بســم اللــه الرحمــن الرحيــم
والصلاــة والسلاــم علــى نبيــه الكريــم
وعلــى اهــل بيتــه الطيبيــن الطاهريــن المظلوميــن
Having established that the Prophet Muhammad (peace be upon him & his family), in his person, is the Ma’khadh or source of Islamic knowledge, because it was upon his heart that the divine Revelation was revealed, I now move on to the four things that the Prophet Muhammad (peace be upon him & his family) brought or authorized as sources of law: (1) the Quran (2) the Sunna (3) Ijma (4) Ijtihad
These are the four sources of Shari’a in their proper sequence according to the mainstream and orthodox Ahl us-Sunnati wal-Jama’a. With regard to the Sunna, it means the Qawl (saying), F’il (action) and Taqrir (approval) of the Prophet (peace be upon him & his family). One of the common misnomers that is becoming widespread among the Muslims is that the only source of the Prophet’s Sunna are the Ahadith.

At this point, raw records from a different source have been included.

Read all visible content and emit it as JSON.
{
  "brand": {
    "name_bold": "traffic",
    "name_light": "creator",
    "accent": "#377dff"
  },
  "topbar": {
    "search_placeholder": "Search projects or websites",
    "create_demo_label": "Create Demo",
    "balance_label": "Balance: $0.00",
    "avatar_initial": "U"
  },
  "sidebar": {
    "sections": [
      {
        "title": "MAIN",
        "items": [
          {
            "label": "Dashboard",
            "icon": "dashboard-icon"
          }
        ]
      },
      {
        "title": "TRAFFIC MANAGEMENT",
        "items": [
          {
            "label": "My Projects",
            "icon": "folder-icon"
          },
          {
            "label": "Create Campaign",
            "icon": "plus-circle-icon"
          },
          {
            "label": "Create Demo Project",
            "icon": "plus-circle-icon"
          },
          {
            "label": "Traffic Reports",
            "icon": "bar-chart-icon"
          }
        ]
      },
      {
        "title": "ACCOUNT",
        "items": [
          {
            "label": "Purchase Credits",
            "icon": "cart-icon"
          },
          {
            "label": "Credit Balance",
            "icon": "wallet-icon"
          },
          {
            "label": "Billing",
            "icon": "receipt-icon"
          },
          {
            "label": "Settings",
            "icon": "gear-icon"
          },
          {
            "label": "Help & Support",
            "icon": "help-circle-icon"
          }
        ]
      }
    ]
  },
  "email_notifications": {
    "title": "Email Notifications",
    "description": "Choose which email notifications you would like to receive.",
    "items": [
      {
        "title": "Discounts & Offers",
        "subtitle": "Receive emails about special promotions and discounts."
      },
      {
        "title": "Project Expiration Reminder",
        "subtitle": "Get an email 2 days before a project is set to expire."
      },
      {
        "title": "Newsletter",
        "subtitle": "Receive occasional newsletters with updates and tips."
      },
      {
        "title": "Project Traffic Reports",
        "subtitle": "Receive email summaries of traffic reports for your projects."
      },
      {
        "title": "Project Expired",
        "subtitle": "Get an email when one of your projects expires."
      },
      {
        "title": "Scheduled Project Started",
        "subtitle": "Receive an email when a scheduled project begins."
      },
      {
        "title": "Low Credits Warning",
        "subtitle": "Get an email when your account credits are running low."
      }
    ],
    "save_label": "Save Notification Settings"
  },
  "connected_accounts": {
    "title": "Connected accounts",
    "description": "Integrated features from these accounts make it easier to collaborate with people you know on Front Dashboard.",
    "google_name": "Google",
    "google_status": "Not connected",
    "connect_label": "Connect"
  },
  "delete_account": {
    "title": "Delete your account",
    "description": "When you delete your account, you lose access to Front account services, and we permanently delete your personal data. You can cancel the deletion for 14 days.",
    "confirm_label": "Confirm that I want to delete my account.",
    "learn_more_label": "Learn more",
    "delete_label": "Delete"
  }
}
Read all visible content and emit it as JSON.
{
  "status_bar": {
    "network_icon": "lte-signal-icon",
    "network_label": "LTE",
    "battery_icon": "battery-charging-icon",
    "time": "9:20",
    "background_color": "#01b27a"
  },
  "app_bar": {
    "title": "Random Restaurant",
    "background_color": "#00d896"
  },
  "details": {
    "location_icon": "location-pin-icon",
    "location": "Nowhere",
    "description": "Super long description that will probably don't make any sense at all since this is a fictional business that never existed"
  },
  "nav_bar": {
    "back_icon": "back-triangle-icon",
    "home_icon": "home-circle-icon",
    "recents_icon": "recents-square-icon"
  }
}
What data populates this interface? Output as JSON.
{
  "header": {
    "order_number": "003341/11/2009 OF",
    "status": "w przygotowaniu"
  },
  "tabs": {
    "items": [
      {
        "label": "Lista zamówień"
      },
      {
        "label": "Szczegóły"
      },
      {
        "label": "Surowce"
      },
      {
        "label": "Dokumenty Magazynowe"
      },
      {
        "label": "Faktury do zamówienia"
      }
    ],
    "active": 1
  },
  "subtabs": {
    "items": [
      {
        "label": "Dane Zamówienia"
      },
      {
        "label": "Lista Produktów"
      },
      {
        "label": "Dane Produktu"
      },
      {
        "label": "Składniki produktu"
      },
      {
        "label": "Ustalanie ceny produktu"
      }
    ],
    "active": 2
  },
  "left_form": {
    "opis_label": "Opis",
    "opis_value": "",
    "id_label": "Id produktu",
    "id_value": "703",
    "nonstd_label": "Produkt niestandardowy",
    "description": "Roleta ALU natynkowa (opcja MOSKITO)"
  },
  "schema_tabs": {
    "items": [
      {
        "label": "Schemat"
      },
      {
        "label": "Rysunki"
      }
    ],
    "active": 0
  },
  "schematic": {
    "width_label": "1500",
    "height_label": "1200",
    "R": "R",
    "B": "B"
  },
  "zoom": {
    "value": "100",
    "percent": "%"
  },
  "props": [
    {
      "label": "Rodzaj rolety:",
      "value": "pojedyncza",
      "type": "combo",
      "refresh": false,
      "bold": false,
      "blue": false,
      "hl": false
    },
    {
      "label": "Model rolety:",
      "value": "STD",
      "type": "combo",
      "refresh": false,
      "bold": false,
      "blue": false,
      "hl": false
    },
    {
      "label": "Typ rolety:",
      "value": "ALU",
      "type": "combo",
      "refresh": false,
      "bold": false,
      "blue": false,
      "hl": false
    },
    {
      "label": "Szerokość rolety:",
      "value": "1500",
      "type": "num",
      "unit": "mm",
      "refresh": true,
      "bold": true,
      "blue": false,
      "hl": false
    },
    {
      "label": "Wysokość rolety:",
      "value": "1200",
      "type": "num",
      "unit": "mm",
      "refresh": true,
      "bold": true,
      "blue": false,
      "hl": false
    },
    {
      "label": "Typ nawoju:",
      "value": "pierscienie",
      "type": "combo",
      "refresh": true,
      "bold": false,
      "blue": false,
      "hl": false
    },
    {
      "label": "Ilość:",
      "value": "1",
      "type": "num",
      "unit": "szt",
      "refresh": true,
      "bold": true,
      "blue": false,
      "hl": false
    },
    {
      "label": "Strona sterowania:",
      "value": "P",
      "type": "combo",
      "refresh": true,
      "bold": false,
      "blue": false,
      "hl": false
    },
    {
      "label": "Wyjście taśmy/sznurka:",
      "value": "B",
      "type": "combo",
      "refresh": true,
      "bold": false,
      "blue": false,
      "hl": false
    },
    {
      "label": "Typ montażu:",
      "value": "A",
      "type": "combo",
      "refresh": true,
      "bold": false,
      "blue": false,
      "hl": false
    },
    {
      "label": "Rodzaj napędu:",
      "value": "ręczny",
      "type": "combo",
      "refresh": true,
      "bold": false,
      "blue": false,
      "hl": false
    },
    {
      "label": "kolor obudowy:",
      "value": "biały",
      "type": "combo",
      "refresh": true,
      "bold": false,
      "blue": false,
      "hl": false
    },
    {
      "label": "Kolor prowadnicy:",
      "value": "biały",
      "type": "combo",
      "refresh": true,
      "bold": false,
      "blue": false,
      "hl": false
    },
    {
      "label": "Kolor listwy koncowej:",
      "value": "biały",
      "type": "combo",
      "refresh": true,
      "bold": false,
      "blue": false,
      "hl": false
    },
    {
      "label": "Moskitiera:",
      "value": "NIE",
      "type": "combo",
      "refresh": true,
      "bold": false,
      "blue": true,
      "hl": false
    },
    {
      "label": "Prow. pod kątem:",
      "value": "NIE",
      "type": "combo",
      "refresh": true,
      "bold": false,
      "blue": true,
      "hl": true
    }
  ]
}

Certainly, the Ahadith are a source of knowledge of the Prophet’s Sunna, but the reader should consider the fact that the Prophet’s Sunna was obviously in existence even before the Ahadith were narrated and collected. For example, the Quraan enjoins the Believers to pray five times a day, but the details of those mandatory prayers, including the number of rakaat is known from the Sunna. It is from the Sunna that the Fajr prayer consists of two raka’a, Zuhr consists of four raka’a, Asr consists of four raka’a, Maghrib consists of three raka’a and Isha consists of four raka’a. Suppose not a single Hadith was narrated concerning the number of raka’at for these mandatory prayers, would any reasonable person conclude thereby that there is no proof for the number of rakaat for these prayers? Obviously not! That is because the Muslim community has come to know and practice this necessary knowledge regarding the number of rakaat in the prescribed prayers through Amal al-Tawatur, or continuous mass practice going back to the time of the Prophet (peace be upon him). Hence, Amal al-Tawatur is also a source of Sunna, in fact, it carries greater weight and significance than isolated reports from the Hadith, known as Khabr Wahid. Members of the Ahl al-Hadith sect, however, consider the Hadith as the sole source of Sunna, and emphasize a literal reading of the Hadith, making no distinction between mutawatir (mass-transmitted) and khabr wahid (solitary report) and rejecting the concept of attaining the Sunna through Amal al-Tawatur independent of the texts of the Hadith. Take for instance the issue of covering the head for a male, with a turban, skullcap, etc. Muslim males of Ahl us-Sunna have been covering their heads for religious significance, especially during acts of worship, as Amal al-Tawatur. But the Ahl al-Hadith sect does not consider covering the head for a male as having any religious significance, and so it is common among their ranks to go bareheaded and pray bareheaded. They argue that since there isn’t a single authentic Hadith which enjoins covering the head for a male, or quotes any virtue in doing so, therefore they conclude that covering the head for a male is of no consequence and is merely a cultural custom. Another strong example is the issue of Udhiya or the animal sacrifice that is on the Eid al-Qurban (Festival of Sacrifice) and days of Tashriq in the month of Dhi al-Hijja. According to the Ahl al-Hadith, what is there, from the Hadith specifically, in preventing someone from sacrificing a bird for the Udhiya? The fact that Muslims restrict themselves to sacrificing an’am animals during the Festival of Sacrifice, meaning camels, cattle, sheep and goats, is an example of Amal al-Tawatur, since there is nothing explicit in either the Quran or the Hadith which forbids us from sacrificing birds, chicken or even deer, all of which are Halal, but we come to know from the mass practiced Sunna of the Muslim community that despite being Halal, those animals cannot be sacrificed for the Festival of Sacrifice. Outside of the Festival of Sacrifice, to ordinarily sacrifice deer, birds, ducks, chicken, etc., is a valid act of worship in order to attain closeness to Allah. This sums up my discussion on the reality of Sunna and the fact that it is not only derived from the Hadith but more importantly from Amal al-Tawatur, the continuous mass practice of the Muslim community going back to the time of the Prophet (sall Allahu alayhi wasallam) and his Companions (radi Allahu anhum).